The revelation of such issues leave many patients who had the product used on the during a surgical procedure wondering what action they should take if they were harmed.

The Defective Medical Device Lawyers with Ferrer, Poirot & Wansbrough suggest any patient who suffered negative affects from the use of the Infuse Bone Graft system should discuss their legal options with an attorney.

Johnson & Johnson recalls defective medical devices

by fpw | February 24th, 2011

February 24, 2011

Johnson & Johnson is a renowned name in pharmaceuticals and baby products, but recent recalls may have consumers questioning the company’s reputation.

According to the Wall Street Journal, Johnson & Johnson is recalling defective medical devices, including syringes of the anti-psychotic drug Invega Susstenna because some of the syringes are cracked which could lead to infections or under-dosing of the medication.

This is the latest of a string of recalls of defective medical devices from Johnson & Johnson, including syringes of Tylenol, Benadryl, Sinutab, and Sudafed products that were manufactured during a time when equipment may have been dirty.

The company maintains that the risk of developing defective medical device injuries due to the recall is low, but there has been one report of defective medical device injury in Australia.

Read more.

Have you suffered defective medical device injury due to a prescribed medication or medical device?
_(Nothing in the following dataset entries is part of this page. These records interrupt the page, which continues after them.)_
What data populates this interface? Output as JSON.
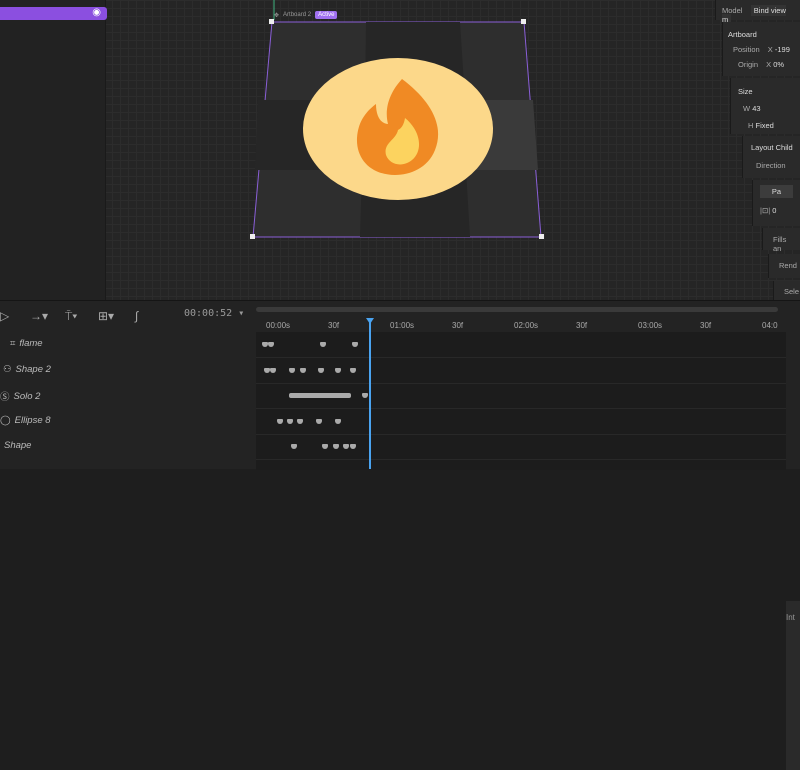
{
  "left_panel": {
    "layer_icon": "eye-icon"
  },
  "artboard": {
    "name": "Artboard 2",
    "badge": "Active",
    "fill_color": "#fcd88a",
    "flame_outer": "#f08a24",
    "flame_inner": "#fcd35f"
  },
  "right_panel": {
    "model_label": "Model",
    "model_value": "Bind view m",
    "artboard_title": "Artboard",
    "position_label": "Position",
    "position_axis": "X",
    "position_value": "-199",
    "origin_label": "Origin",
    "origin_axis": "X",
    "origin_value": "0%",
    "size_title": "Size",
    "width_label": "W",
    "width_value": "43",
    "height_label": "H",
    "height_mode": "Fixed",
    "layout_title": "Layout Child",
    "direction_label": "Direction",
    "pad_button": "Pa",
    "pad_value": "0",
    "fills_label": "Fills an",
    "render_label": "Rend",
    "select_label": "Sele"
  },
  "timeline": {
    "current_time": "00:00:52",
    "fps": 60,
    "playhead_frame": 52,
    "ruler": [
      "00:00s",
      "30f",
      "01:00s",
      "30f",
      "02:00s",
      "30f",
      "03:00s",
      "30f",
      "04:0"
    ],
    "side_label": "Int",
    "layers": [
      {
        "name": "flame",
        "keyframes": [
          0,
          3,
          28,
          43
        ]
      },
      {
        "name": "Shape 2",
        "keyframes": [
          1,
          4,
          13,
          18,
          27,
          35,
          42
        ]
      },
      {
        "name": "Solo 2",
        "keyframes": [
          48
        ],
        "range": [
          13,
          40
        ]
      },
      {
        "name": "Ellipse 8",
        "keyframes": [
          7,
          12,
          17,
          26,
          35
        ]
      },
      {
        "name": "Shape",
        "keyframes": [
          14,
          29,
          34,
          39,
          42
        ]
      }
    ]
  }
}
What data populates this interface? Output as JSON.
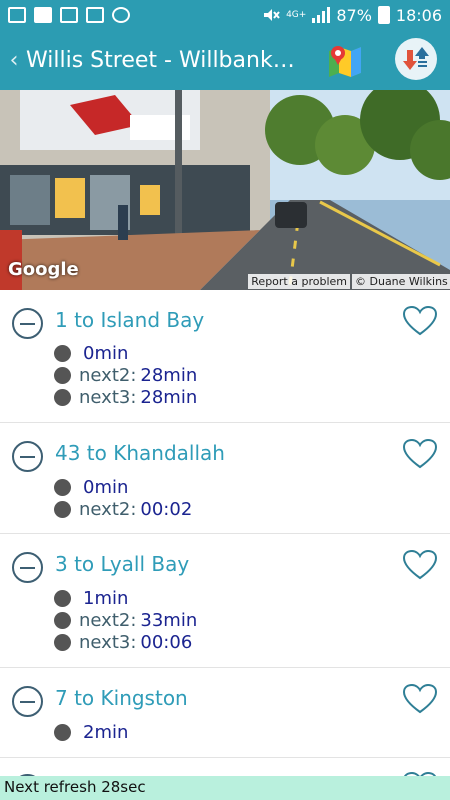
{
  "status_bar": {
    "network_label": "4G+",
    "battery": "87%",
    "time": "18:06"
  },
  "app_bar": {
    "back_glyph": "‹",
    "title": "Willis Street - Willbank Co..."
  },
  "street_view": {
    "logo": "Google",
    "report": "Report a problem",
    "credit": "© Duane Wilkins"
  },
  "routes": [
    {
      "name": "1 to Island Bay",
      "times": [
        {
          "label": "",
          "value": "0min"
        },
        {
          "label": "next2:",
          "value": "28min"
        },
        {
          "label": "next3:",
          "value": "28min"
        }
      ]
    },
    {
      "name": "43 to Khandallah",
      "times": [
        {
          "label": "",
          "value": "0min"
        },
        {
          "label": "next2:",
          "value": "00:02"
        }
      ]
    },
    {
      "name": "3 to Lyall Bay",
      "times": [
        {
          "label": "",
          "value": "1min"
        },
        {
          "label": "next2:",
          "value": "33min"
        },
        {
          "label": "next3:",
          "value": "00:06"
        }
      ]
    },
    {
      "name": "7 to Kingston",
      "times": [
        {
          "label": "",
          "value": "2min"
        }
      ]
    }
  ],
  "footer": {
    "text": "Next refresh 28sec"
  },
  "colors": {
    "accent": "#2c9cb2",
    "route_text": "#2f9cb8",
    "time_value": "#1b2490",
    "footer_bg": "#b9f0dd"
  }
}
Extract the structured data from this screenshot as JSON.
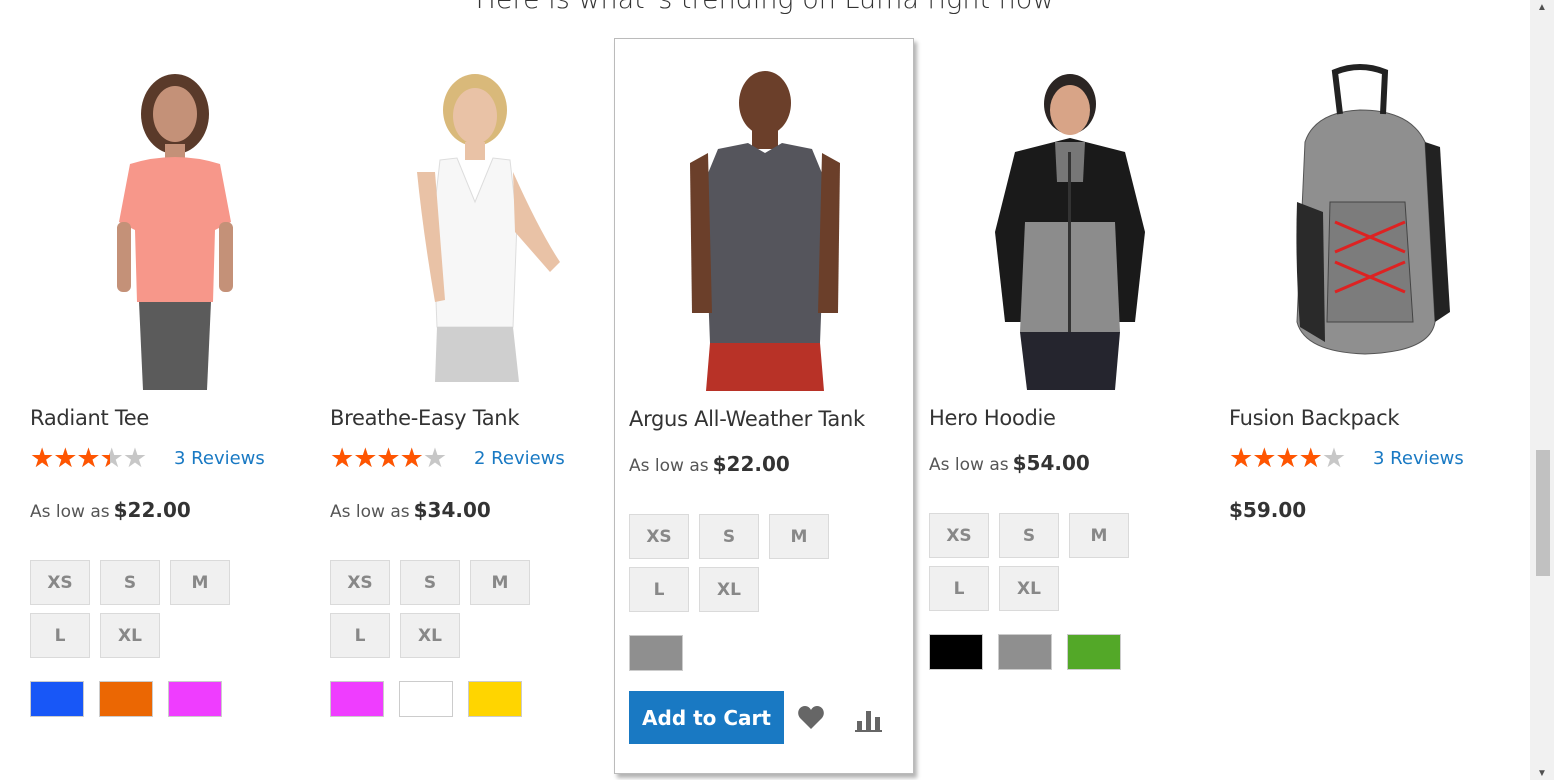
{
  "heading": "Here is what`s trending on Luma right now",
  "products": [
    {
      "name": "Radiant Tee",
      "rating_pct": 60,
      "reviews": "3 Reviews",
      "price_prefix": "As low as",
      "price": "$22.00",
      "sizes": [
        "XS",
        "S",
        "M",
        "L",
        "XL"
      ],
      "colors": [
        "#1857f7",
        "#eb6703",
        "#ef3dff"
      ]
    },
    {
      "name": "Breathe-Easy Tank",
      "rating_pct": 70,
      "reviews": "2 Reviews",
      "price_prefix": "As low as",
      "price": "$34.00",
      "sizes": [
        "XS",
        "S",
        "M",
        "L",
        "XL"
      ],
      "colors": [
        "#ef3dff",
        "#ffffff",
        "#ffd500"
      ]
    },
    {
      "name": "Argus All-Weather Tank",
      "price_prefix": "As low as",
      "price": "$22.00",
      "sizes": [
        "XS",
        "S",
        "M",
        "L",
        "XL"
      ],
      "colors": [
        "#8f8f8f"
      ],
      "add_to_cart": "Add to Cart"
    },
    {
      "name": "Hero Hoodie",
      "price_prefix": "As low as",
      "price": "$54.00",
      "sizes": [
        "XS",
        "S",
        "M",
        "L",
        "XL"
      ],
      "colors": [
        "#000000",
        "#8f8f8f",
        "#53a828"
      ]
    },
    {
      "name": "Fusion Backpack",
      "rating_pct": 70,
      "reviews": "3 Reviews",
      "price": "$59.00"
    }
  ],
  "icons": {
    "wishlist": "heart-icon",
    "compare": "bar-chart-icon",
    "star": "star-icon"
  },
  "colors": {
    "accent": "#1979c3",
    "star_active": "#ff5501",
    "star_inactive": "#c7c7c7"
  }
}
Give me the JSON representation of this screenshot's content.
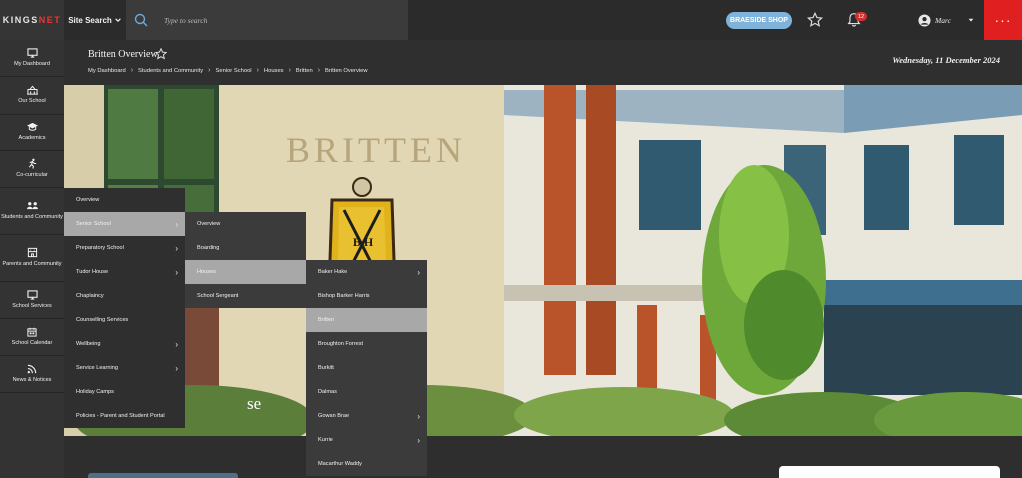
{
  "topbar": {
    "logo_prefix": "KINGS",
    "logo_suffix": "NET",
    "site_search_label": "Site Search",
    "search_placeholder": "Type to search",
    "shop_button": "BRAESIDE SHOP",
    "notification_count": "12",
    "user_name": "Marc",
    "more_label": "···"
  },
  "page": {
    "title": "Britten Overview",
    "date": "Wednesday, 11 December 2024",
    "breadcrumbs": [
      "My Dashboard",
      "Students and Community",
      "Senior School",
      "Houses",
      "Britten",
      "Britten Overview"
    ]
  },
  "sidebar": {
    "items": [
      {
        "label": "My Dashboard",
        "icon": "monitor-icon"
      },
      {
        "label": "Our School",
        "icon": "school-icon"
      },
      {
        "label": "Academics",
        "icon": "graduation-cap-icon"
      },
      {
        "label": "Co-curricular",
        "icon": "running-icon"
      },
      {
        "label": "Students and Community",
        "icon": "users-icon"
      },
      {
        "label": "Parents and Community",
        "icon": "building-icon"
      },
      {
        "label": "School Services",
        "icon": "monitor-icon"
      },
      {
        "label": "School Calendar",
        "icon": "calendar-icon"
      },
      {
        "label": "News & Notices",
        "icon": "rss-icon"
      }
    ]
  },
  "hero": {
    "sign_text": "BRITTEN",
    "crest_letters": "B H",
    "caption": "se"
  },
  "menu_level1": [
    {
      "label": "Overview",
      "has_children": false,
      "active": false
    },
    {
      "label": "Senior School",
      "has_children": true,
      "active": true
    },
    {
      "label": "Preparatory School",
      "has_children": true,
      "active": false
    },
    {
      "label": "Tudor House",
      "has_children": true,
      "active": false
    },
    {
      "label": "Chaplaincy",
      "has_children": false,
      "active": false
    },
    {
      "label": "Counselling Services",
      "has_children": false,
      "active": false
    },
    {
      "label": "Wellbeing",
      "has_children": true,
      "active": false
    },
    {
      "label": "Service Learning",
      "has_children": true,
      "active": false
    },
    {
      "label": "Holiday Camps",
      "has_children": false,
      "active": false
    },
    {
      "label": "Policies - Parent and Student Portal",
      "has_children": false,
      "active": false
    }
  ],
  "menu_level2": [
    {
      "label": "Overview",
      "has_children": false,
      "active": false
    },
    {
      "label": "Boarding",
      "has_children": false,
      "active": false
    },
    {
      "label": "Houses",
      "has_children": false,
      "active": true
    },
    {
      "label": "School Sergeant",
      "has_children": false,
      "active": false
    }
  ],
  "menu_level3": [
    {
      "label": "Baker Hake",
      "has_children": true,
      "active": false
    },
    {
      "label": "Bishop Barker Harris",
      "has_children": false,
      "active": false
    },
    {
      "label": "Britten",
      "has_children": false,
      "active": true
    },
    {
      "label": "Broughton Forrest",
      "has_children": false,
      "active": false
    },
    {
      "label": "Burkitt",
      "has_children": false,
      "active": false
    },
    {
      "label": "Dalmas",
      "has_children": false,
      "active": false
    },
    {
      "label": "Gowan Brae",
      "has_children": true,
      "active": false
    },
    {
      "label": "Kurrie",
      "has_children": true,
      "active": false
    },
    {
      "label": "Macarthur Waddy",
      "has_children": false,
      "active": false
    }
  ],
  "colors": {
    "accent_red": "#e02020",
    "shop_blue": "#7fb3d9",
    "menu_active": "#a8a8a8"
  }
}
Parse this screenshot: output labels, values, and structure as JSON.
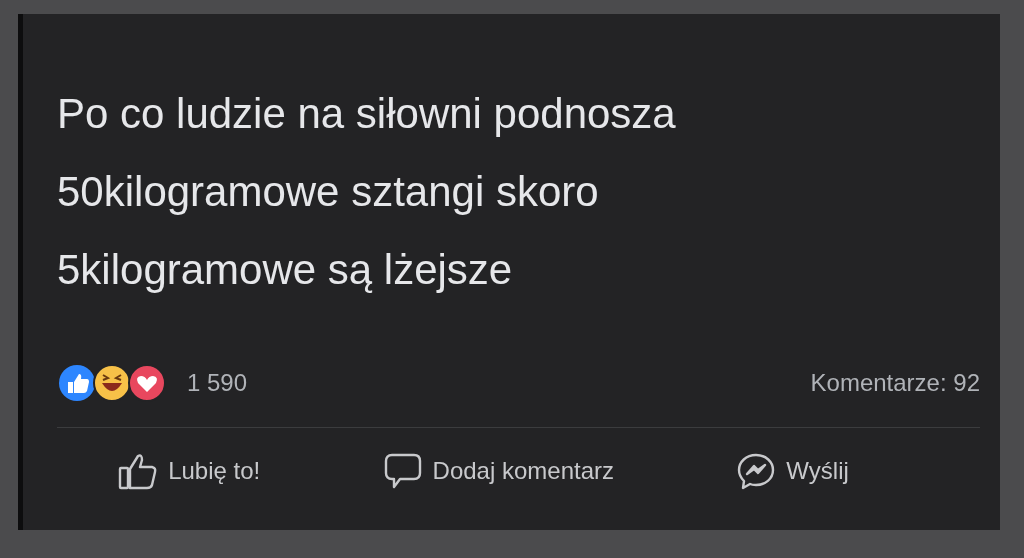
{
  "post": {
    "text_lines": [
      "Po co ludzie na siłowni podnosza",
      "50kilogramowe sztangi skoro",
      "5kilogramowe są lżejsze"
    ],
    "reactions_count": "1 590",
    "comments_count": "Komentarze: 92",
    "actions": [
      {
        "kind": "like",
        "label": "Lubię to!"
      },
      {
        "kind": "comment",
        "label": "Dodaj komentarz"
      },
      {
        "kind": "send",
        "label": "Wyślij"
      }
    ]
  }
}
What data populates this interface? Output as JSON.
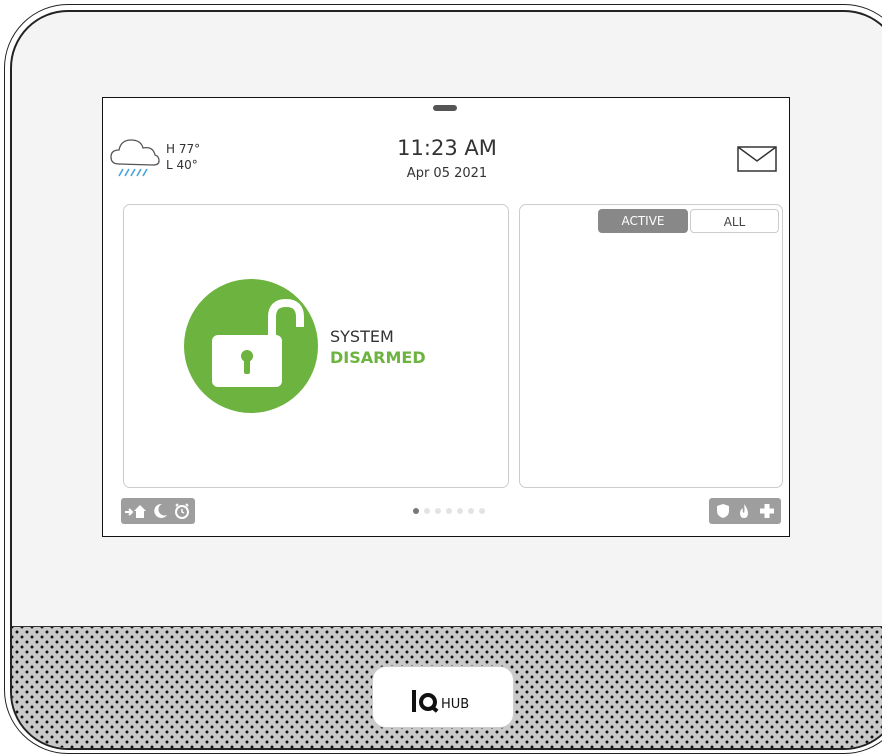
{
  "weather": {
    "high": "H 77°",
    "low": "L 40°",
    "icon": "rain-cloud-icon"
  },
  "clock": {
    "time": "11:23 AM",
    "date": "Apr 05 2021"
  },
  "messages": {
    "icon": "envelope-icon"
  },
  "system_status": {
    "line1": "SYSTEM",
    "line2": "DISARMED",
    "icon": "unlocked-padlock-icon",
    "color": "#6db33f"
  },
  "event_tabs": {
    "active_label": "ACTIVE",
    "all_label": "ALL",
    "selected": "ACTIVE"
  },
  "quick_actions_left": [
    "arm-stay-icon",
    "night-mode-icon",
    "alarm-clock-icon"
  ],
  "quick_actions_right": [
    "police-shield-icon",
    "fire-icon",
    "medical-cross-icon"
  ],
  "pagination": {
    "total": 7,
    "current": 1
  },
  "brand": {
    "logo_text": "IQ",
    "product": "HUB"
  },
  "colors": {
    "accent_green": "#6db33f",
    "button_grey": "#9e9e9e",
    "tab_active": "#888888"
  }
}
Tell the defective medical device lawyers at Ferrer, Poirot & Wansbrough Attorneys at law about your loss.